• Kokwaro, J.O., 1993. Medicinal plants of East Africa. 2nd Edition. Kenya Literature Bureau, Nairobi, Kenya. 401 pp.
• Palmer, E. & Pitman, N., 1972–1974. Trees of southern Africa, covering all known indigenous species in the Republic of South Africa, South-West Africa, Botswana, Lesotho and Swaziland. 3 volumes. Balkema, Cape Town, South Africa. 2235 pp.
• Payens, J.P.D.W., 1967. A monograph of the genus Barringtonia (Lecythidaceae). Blumea 15(2): 157–263.
• Thomas, T.J., Panikkar, B., Subramoniam, A., Nair M.K. & Panikkar, K.R., 2002. Antitumour property and toxicity of Barringtonia racemosa Roxb. seed extract in mice. Journal of Ethnopharmacology 82(2–3): 223–227.
• Watt, J.M. & Breyer-Brandwijk, M.G., 1962. The medicinal and poisonous plants of southern and eastern Africa. 2nd Edition. E. and S. Livingstone, London, United Kingdom. 1457 pp.
• Williams, R.O., 1949. The useful and ornamental plants in Zanzibar and Pemba. Zanzibar, Tanzania. 497 pp.
Sources of illustration
• Lim, S.C., 1998. Barringtonia J.R. Forster & J.G. Forster. In: Sosef, M.S.M., Hong, L.T. & Prawirohatmodjo, S. (Editors). Plant Resources of South-East Asia No 5(3). Timber trees: Lesser-known timbers. Backhuys Publishers, Leiden, Netherlands. pp. 98–102.
Author(s)
• R.N. Kaume
P.O. Box 583, 90200 Kitui, Kenya

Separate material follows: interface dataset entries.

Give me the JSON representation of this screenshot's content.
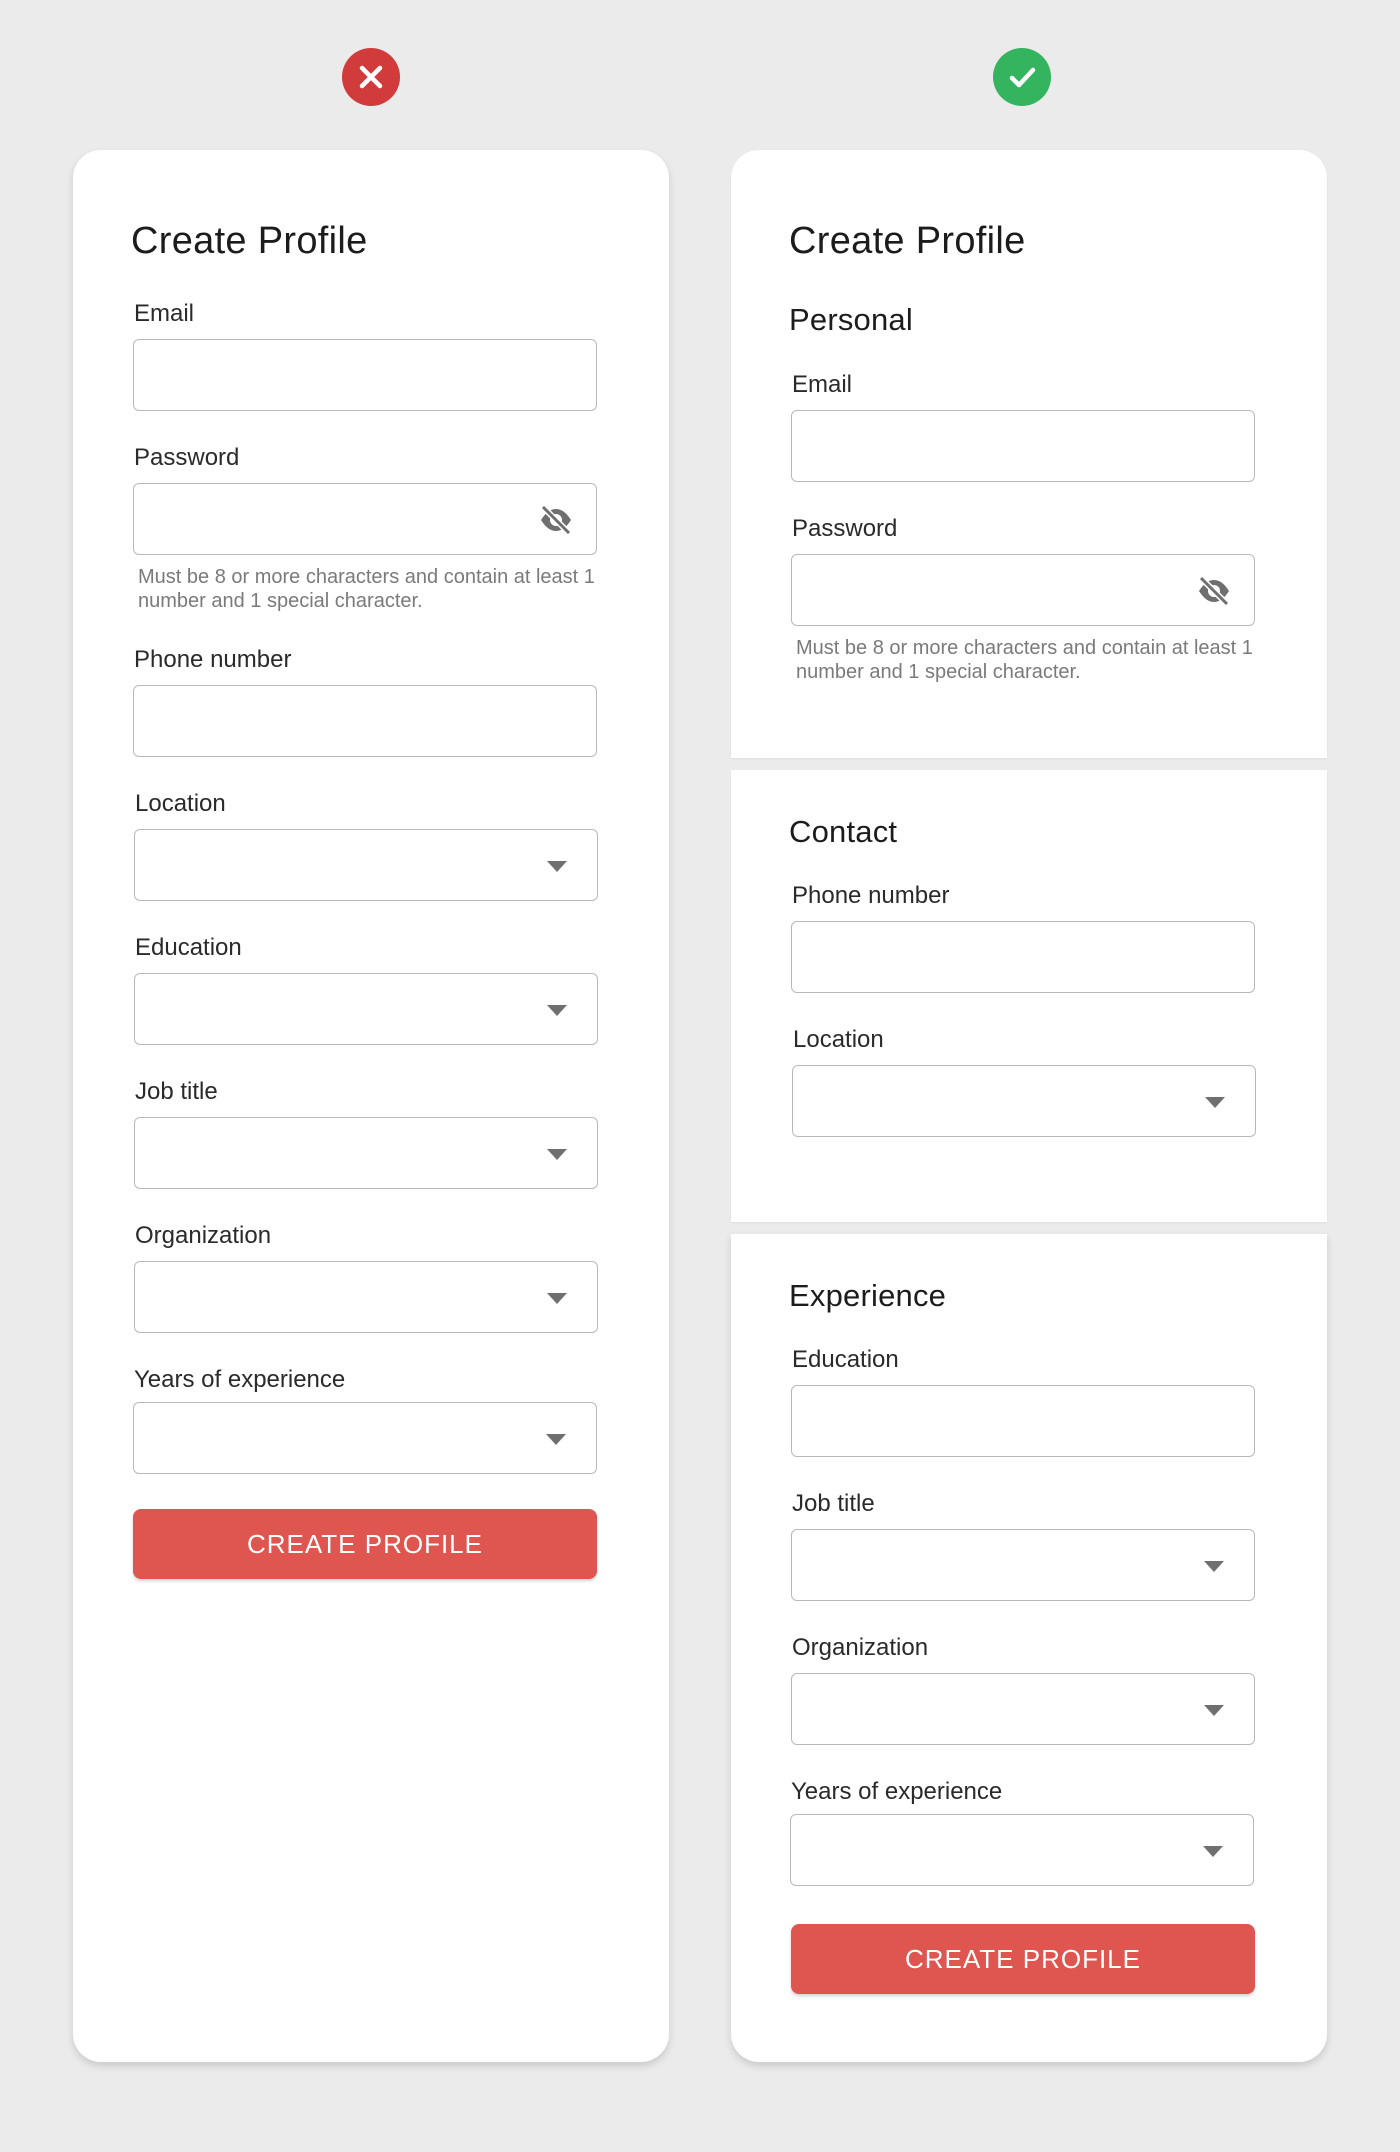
{
  "colors": {
    "bad": "#d23b3b",
    "good": "#35b45f",
    "button": "#df5550",
    "background": "#ebebeb"
  },
  "badges": {
    "bad_icon": "x-icon",
    "good_icon": "check-icon"
  },
  "left": {
    "title": "Create Profile",
    "fields": {
      "email": "Email",
      "password": "Password",
      "password_help": "Must be 8 or more characters and contain at least 1 number and 1 special character.",
      "phone": "Phone number",
      "location": "Location",
      "education": "Education",
      "job_title": "Job title",
      "organization": "Organization",
      "years": "Years of experience"
    },
    "button": "CREATE PROFILE"
  },
  "right": {
    "title": "Create Profile",
    "sections": {
      "personal": "Personal",
      "contact": "Contact",
      "experience": "Experience"
    },
    "fields": {
      "email": "Email",
      "password": "Password",
      "password_help": "Must be 8 or more characters and contain at least 1 number and 1 special character.",
      "phone": "Phone number",
      "location": "Location",
      "education": "Education",
      "job_title": "Job title",
      "organization": "Organization",
      "years": "Years of experience"
    },
    "button": "CREATE PROFILE"
  }
}
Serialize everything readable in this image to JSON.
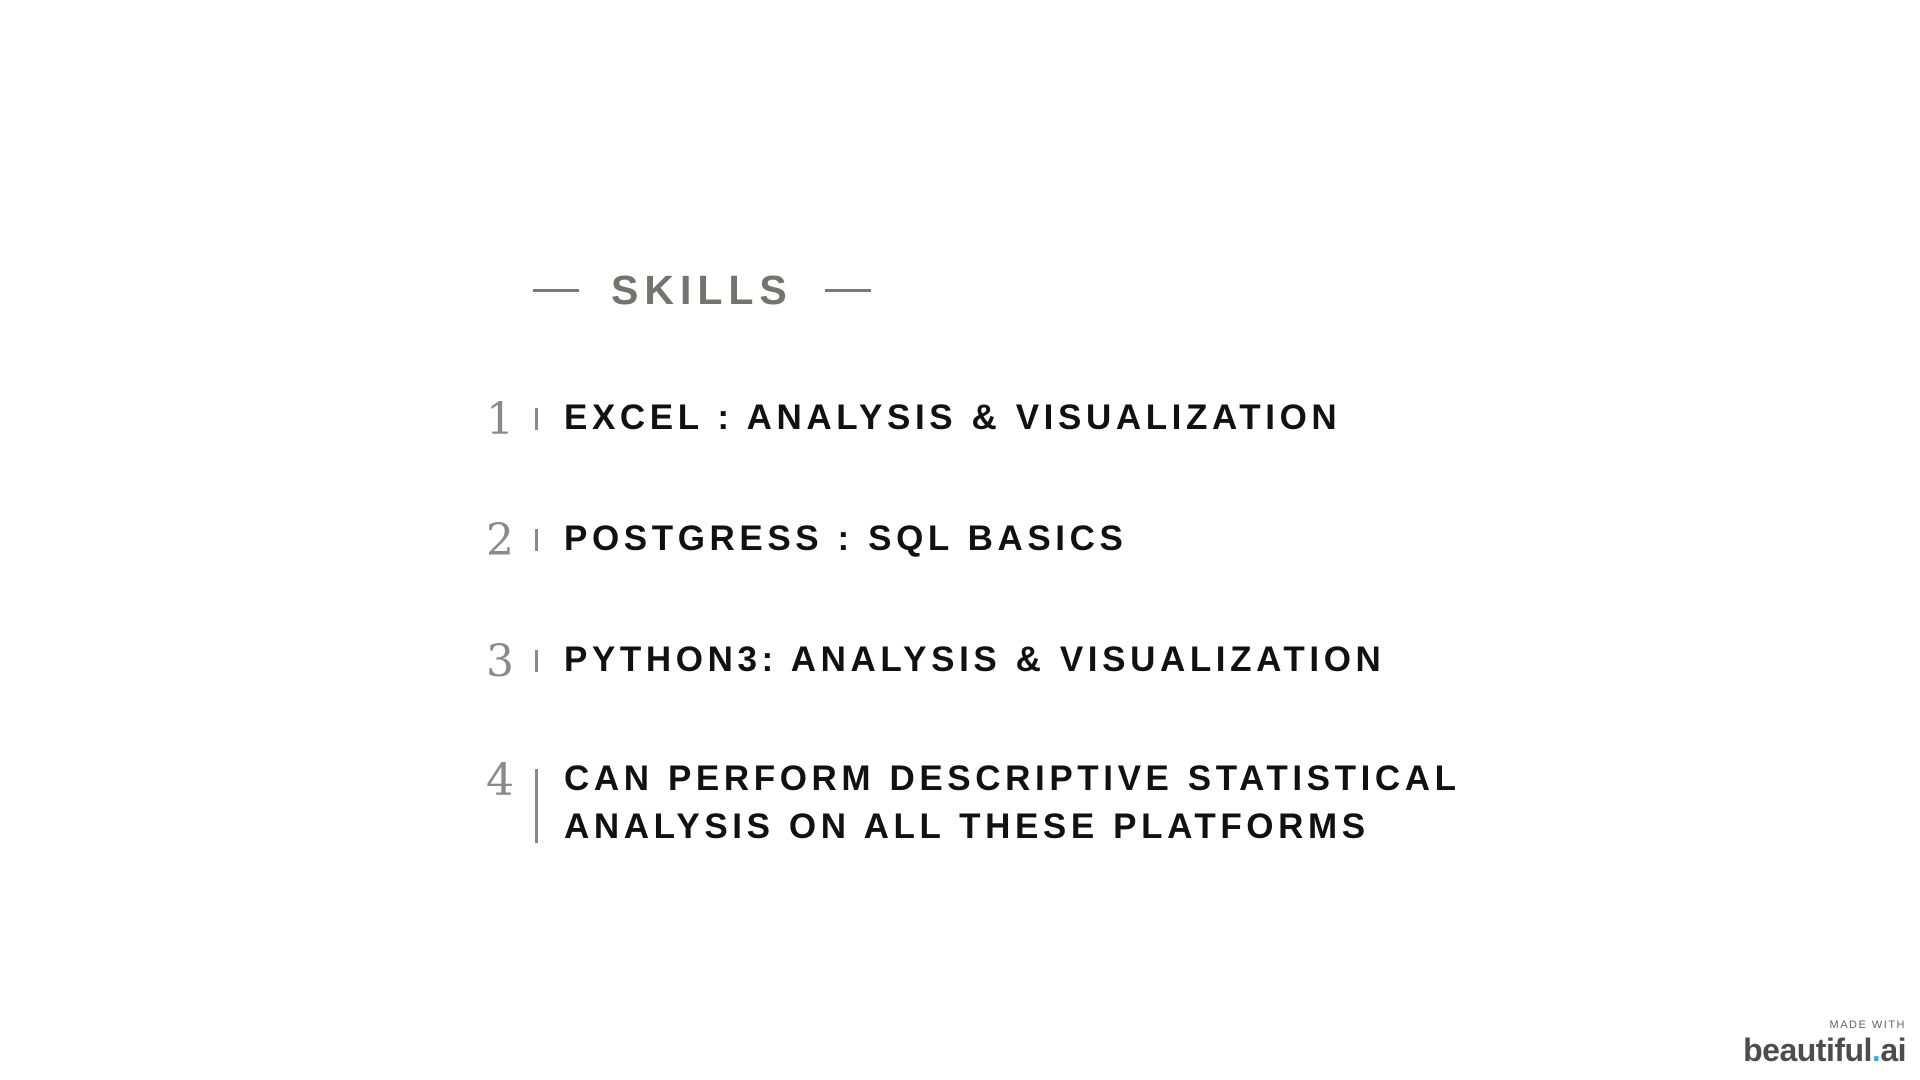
{
  "heading": "SKILLS",
  "skills": [
    {
      "number": "1",
      "line1": "EXCEL : ANALYSIS & VISUALIZATION",
      "line2": ""
    },
    {
      "number": "2",
      "line1": "POSTGRESS : SQL BASICS",
      "line2": ""
    },
    {
      "number": "3",
      "line1": "PYTHON3: ANALYSIS & VISUALIZATION",
      "line2": ""
    },
    {
      "number": "4",
      "line1": "CAN PERFORM DESCRIPTIVE STATISTICAL",
      "line2": "ANALYSIS ON ALL THESE PLATFORMS"
    }
  ],
  "badge": {
    "small_text": "MADE WITH",
    "logo_main": "beautiful",
    "logo_dot": ".",
    "logo_suffix": "ai"
  },
  "colors": {
    "heading": "#74746c",
    "skill_text": "#111111",
    "number": "#8a8a8a",
    "accent_dot": "#39a9e0"
  }
}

Editors
• P.C.M. Jansen
PROTA Network Office Europe, Wageningen University, P.O. Box 341, 6700 AH Wageningen, Netherlands
• D. Cardon
CNRS, CIHAM-UMR 5648, 18, quai Claude-Bernard, 69365 Lyon, Cedex 07, France
General editors
• R.H.M.J. Lemmens
PROTA Network Office Europe, Wageningen University, P.O. Box 341, 6700 AH Wageningen, Netherlands
• L.P.A. Oyen
PROTA Network Office Europe, Wageningen University, P.O. Box 341, 6700 AH Wageningen, Netherlands
Illustrator
• PROSEA
PROSEA Network Office, Herbarium Bogoriense, P.O. Box 234, Bogor 16122, Indonesia
Photo editor
• E. Boer
PROTA Network Office Europe, Wageningen University, P.O. Box 341, 6700 AH Wageningen, Netherlands

Correct citation of this article:
Kaume, R.N., 2005. Barringtonia racemosa (L.) Spreng. In: Jansen, P.C.M. & Cardon, D. (Editors). PROTA 3: Dyes and tannins/Colorants et tanins. [CD-Rom]. PROTA, Wageningen, Netherlands.
Distribution Map wild


1, flowering twig; 2, young infructescence; 3, ovary and style; 4, fruit
Source PROSEA



tree habit


inflorescence
obtained from
Kazuo Yamasaki


detail of flowering tree
obtained from
Kazuo Yamasaki


fallen corolla’s and anthers